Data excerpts
*** Begin section ***
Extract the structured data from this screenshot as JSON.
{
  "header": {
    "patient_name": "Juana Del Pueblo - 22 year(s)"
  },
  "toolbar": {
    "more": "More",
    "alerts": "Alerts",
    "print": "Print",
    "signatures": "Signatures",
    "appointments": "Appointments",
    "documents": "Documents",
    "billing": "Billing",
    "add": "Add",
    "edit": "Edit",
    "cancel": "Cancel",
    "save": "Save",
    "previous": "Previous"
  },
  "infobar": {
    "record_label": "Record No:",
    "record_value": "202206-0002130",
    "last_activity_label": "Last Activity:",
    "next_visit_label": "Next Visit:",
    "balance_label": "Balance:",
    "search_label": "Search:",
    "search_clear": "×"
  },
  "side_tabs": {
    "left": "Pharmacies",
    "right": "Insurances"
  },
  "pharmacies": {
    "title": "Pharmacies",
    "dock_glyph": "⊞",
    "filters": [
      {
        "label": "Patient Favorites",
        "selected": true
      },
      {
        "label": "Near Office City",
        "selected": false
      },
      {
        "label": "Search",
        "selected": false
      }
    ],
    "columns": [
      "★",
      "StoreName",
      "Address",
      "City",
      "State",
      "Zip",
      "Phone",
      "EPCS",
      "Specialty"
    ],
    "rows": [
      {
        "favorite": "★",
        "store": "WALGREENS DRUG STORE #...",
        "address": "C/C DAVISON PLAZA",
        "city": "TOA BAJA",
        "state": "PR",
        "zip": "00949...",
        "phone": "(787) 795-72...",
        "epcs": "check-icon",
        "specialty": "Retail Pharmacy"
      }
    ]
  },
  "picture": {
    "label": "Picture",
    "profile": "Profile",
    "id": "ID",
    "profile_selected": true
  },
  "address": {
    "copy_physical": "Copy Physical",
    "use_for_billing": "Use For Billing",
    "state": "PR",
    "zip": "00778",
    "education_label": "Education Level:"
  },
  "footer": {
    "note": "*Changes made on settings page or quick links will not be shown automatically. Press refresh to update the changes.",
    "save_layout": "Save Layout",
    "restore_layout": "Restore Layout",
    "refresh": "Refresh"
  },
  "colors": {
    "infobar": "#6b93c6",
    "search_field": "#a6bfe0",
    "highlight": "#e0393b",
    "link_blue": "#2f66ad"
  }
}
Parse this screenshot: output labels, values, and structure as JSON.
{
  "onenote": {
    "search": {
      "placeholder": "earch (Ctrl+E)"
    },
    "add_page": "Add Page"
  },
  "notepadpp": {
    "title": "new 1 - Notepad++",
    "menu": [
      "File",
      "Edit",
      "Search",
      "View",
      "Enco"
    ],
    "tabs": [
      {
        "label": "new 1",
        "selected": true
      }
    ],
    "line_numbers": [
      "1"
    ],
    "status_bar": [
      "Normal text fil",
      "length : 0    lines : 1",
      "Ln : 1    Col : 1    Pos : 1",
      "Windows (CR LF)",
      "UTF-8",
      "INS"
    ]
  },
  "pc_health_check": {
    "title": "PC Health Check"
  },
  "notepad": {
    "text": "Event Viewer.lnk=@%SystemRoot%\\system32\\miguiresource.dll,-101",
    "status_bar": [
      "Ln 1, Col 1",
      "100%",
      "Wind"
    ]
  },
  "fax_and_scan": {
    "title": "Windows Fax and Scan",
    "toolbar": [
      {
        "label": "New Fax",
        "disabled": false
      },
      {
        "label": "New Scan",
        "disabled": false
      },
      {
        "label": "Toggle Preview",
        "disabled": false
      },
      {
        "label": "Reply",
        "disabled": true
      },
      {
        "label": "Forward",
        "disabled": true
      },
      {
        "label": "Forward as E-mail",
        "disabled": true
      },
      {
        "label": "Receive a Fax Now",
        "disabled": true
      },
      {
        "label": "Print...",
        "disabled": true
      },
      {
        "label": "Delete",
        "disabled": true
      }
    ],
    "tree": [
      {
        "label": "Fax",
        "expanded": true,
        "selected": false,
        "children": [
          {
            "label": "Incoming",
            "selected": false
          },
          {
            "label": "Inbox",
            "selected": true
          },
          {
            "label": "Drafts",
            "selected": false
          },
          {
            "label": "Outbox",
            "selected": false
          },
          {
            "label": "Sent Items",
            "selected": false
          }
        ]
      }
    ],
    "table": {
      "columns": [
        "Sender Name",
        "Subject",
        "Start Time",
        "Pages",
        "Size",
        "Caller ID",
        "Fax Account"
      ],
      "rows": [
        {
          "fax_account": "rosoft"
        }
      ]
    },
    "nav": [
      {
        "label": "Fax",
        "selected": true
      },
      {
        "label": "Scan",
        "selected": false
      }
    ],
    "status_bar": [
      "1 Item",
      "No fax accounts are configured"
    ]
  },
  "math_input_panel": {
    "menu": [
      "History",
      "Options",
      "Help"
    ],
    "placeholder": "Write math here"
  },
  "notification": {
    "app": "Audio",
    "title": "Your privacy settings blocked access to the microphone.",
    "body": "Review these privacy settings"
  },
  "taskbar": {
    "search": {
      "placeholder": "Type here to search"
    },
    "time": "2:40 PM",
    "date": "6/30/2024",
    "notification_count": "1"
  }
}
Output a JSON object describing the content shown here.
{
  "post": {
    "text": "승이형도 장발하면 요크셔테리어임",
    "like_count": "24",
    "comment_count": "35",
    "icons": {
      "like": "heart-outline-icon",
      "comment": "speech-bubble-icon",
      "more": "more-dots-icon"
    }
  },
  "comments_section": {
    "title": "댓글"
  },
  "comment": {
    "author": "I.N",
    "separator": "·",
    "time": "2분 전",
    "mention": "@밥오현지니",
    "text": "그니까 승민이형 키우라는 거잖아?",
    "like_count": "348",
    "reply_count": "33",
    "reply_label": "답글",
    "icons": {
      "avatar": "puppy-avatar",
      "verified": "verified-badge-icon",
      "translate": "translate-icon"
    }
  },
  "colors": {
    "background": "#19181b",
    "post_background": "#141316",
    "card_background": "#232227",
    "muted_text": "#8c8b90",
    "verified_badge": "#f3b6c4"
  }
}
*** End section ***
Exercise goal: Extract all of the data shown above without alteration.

Problem solution:
Extract the structured data from this screenshot as JSON.
{
  "header": {
    "patient_name": "Juana Del Pueblo - 22 year(s)"
  },
  "toolbar": {
    "more": "More",
    "alerts": "Alerts",
    "print": "Print",
    "signatures": "Signatures",
    "appointments": "Appointments",
    "documents": "Documents",
    "billing": "Billing",
    "add": "Add",
    "edit": "Edit",
    "cancel": "Cancel",
    "save": "Save",
    "previous": "Previous"
  },
  "infobar": {
    "record_label": "Record No:",
    "record_value": "202206-0002130",
    "last_activity_label": "Last Activity:",
    "next_visit_label": "Next Visit:",
    "balance_label": "Balance:",
    "search_label": "Search:",
    "search_clear": "×"
  },
  "side_tabs": {
    "left": "Pharmacies",
    "right": "Insurances"
  },
  "pharmacies": {
    "title": "Pharmacies",
    "dock_glyph": "⊞",
    "filters": [
      {
        "label": "Patient Favorites",
        "selected": true
      },
      {
        "label": "Near Office City",
        "selected": false
      },
      {
        "label": "Search",
        "selected": false
      }
    ],
    "columns": [
      "★",
      "StoreName",
      "Address",
      "City",
      "State",
      "Zip",
      "Phone",
      "EPCS",
      "Specialty"
    ],
    "rows": [
      {
        "favorite": "★",
        "store": "WALGREENS DRUG STORE #...",
        "address": "C/C DAVISON PLAZA",
        "city": "TOA BAJA",
        "state": "PR",
        "zip": "00949...",
        "phone": "(787) 795-72...",
        "epcs": "check-icon",
        "specialty": "Retail Pharmacy"
      }
    ]
  },
  "picture": {
    "label": "Picture",
    "profile": "Profile",
    "id": "ID",
    "profile_selected": true
  },
  "address": {
    "copy_physical": "Copy Physical",
    "use_for_billing": "Use For Billing",
    "state": "PR",
    "zip": "00778",
    "education_label": "Education Level:"
  },
  "footer": {
    "note": "*Changes made on settings page or quick links will not be shown automatically. Press refresh to update the changes.",
    "save_layout": "Save Layout",
    "restore_layout": "Restore Layout",
    "refresh": "Refresh"
  },
  "colors": {
    "infobar": "#6b93c6",
    "search_field": "#a6bfe0",
    "highlight": "#e0393b",
    "link_blue": "#2f66ad"
  }
}
Parse this screenshot: output labels, values, and structure as JSON.
{
  "onenote": {
    "search": {
      "placeholder": "earch (Ctrl+E)"
    },
    "add_page": "Add Page"
  },
  "notepadpp": {
    "title": "new 1 - Notepad++",
    "menu": [
      "File",
      "Edit",
      "Search",
      "View",
      "Enco"
    ],
    "tabs": [
      {
        "label": "new 1",
        "selected": true
      }
    ],
    "line_numbers": [
      "1"
    ],
    "status_bar": [
      "Normal text fil",
      "length : 0    lines : 1",
      "Ln : 1    Col : 1    Pos : 1",
      "Windows (CR LF)",
      "UTF-8",
      "INS"
    ]
  },
  "pc_health_check": {
    "title": "PC Health Check"
  },
  "notepad": {
    "text": "Event Viewer.lnk=@%SystemRoot%\\system32\\miguiresource.dll,-101",
    "status_bar": [
      "Ln 1, Col 1",
      "100%",
      "Wind"
    ]
  },
  "fax_and_scan": {
    "title": "Windows Fax and Scan",
    "toolbar": [
      {
        "label": "New Fax",
        "disabled": false
      },
      {
        "label": "New Scan",
        "disabled": false
      },
      {
        "label": "Toggle Preview",
        "disabled": false
      },
      {
        "label": "Reply",
        "disabled": true
      },
      {
        "label": "Forward",
        "disabled": true
      },
      {
        "label": "Forward as E-mail",
        "disabled": true
      },
      {
        "label": "Receive a Fax Now",
        "disabled": true
      },
      {
        "label": "Print...",
        "disabled": true
      },
      {
        "label": "Delete",
        "disabled": true
      }
    ],
    "tree": [
      {
        "label": "Fax",
        "expanded": true,
        "selected": false,
        "children": [
          {
            "label": "Incoming",
            "selected": false
          },
          {
            "label": "Inbox",
            "selected": true
          },
          {
            "label": "Drafts",
            "selected": false
          },
          {
            "label": "Outbox",
            "selected": false
          },
          {
            "label": "Sent Items",
            "selected": false
          }
        ]
      }
    ],
    "table": {
      "columns": [
        "Sender Name",
        "Subject",
        "Start Time",
        "Pages",
        "Size",
        "Caller ID",
        "Fax Account"
      ],
      "rows": [
        {
          "fax_account": "rosoft"
        }
      ]
    },
    "nav": [
      {
        "label": "Fax",
        "selected": true
      },
      {
        "label": "Scan",
        "selected": false
      }
    ],
    "status_bar": [
      "1 Item",
      "No fax accounts are configured"
    ]
  },
  "math_input_panel": {
    "menu": [
      "History",
      "Options",
      "Help"
    ],
    "placeholder": "Write math here"
  },
  "notification": {
    "app": "Audio",
    "title": "Your privacy settings blocked access to the microphone.",
    "body": "Review these privacy settings"
  },
  "taskbar": {
    "search": {
      "placeholder": "Type here to search"
    },
    "time": "2:40 PM",
    "date": "6/30/2024",
    "notification_count": "1"
  }
}
Output a JSON object describing the content shown here.
{
  "post": {
    "text": "승이형도 장발하면 요크셔테리어임",
    "like_count": "24",
    "comment_count": "35",
    "icons": {
      "like": "heart-outline-icon",
      "comment": "speech-bubble-icon",
      "more": "more-dots-icon"
    }
  },
  "comments_section": {
    "title": "댓글"
  },
  "comment": {
    "author": "I.N",
    "separator": "·",
    "time": "2분 전",
    "mention": "@밥오현지니",
    "text": "그니까 승민이형 키우라는 거잖아?",
    "like_count": "348",
    "reply_count": "33",
    "reply_label": "답글",
    "icons": {
      "avatar": "puppy-avatar",
      "verified": "verified-badge-icon",
      "translate": "translate-icon"
    }
  },
  "colors": {
    "background": "#19181b",
    "post_background": "#141316",
    "card_background": "#232227",
    "muted_text": "#8c8b90",
    "verified_badge": "#f3b6c4"
  }
}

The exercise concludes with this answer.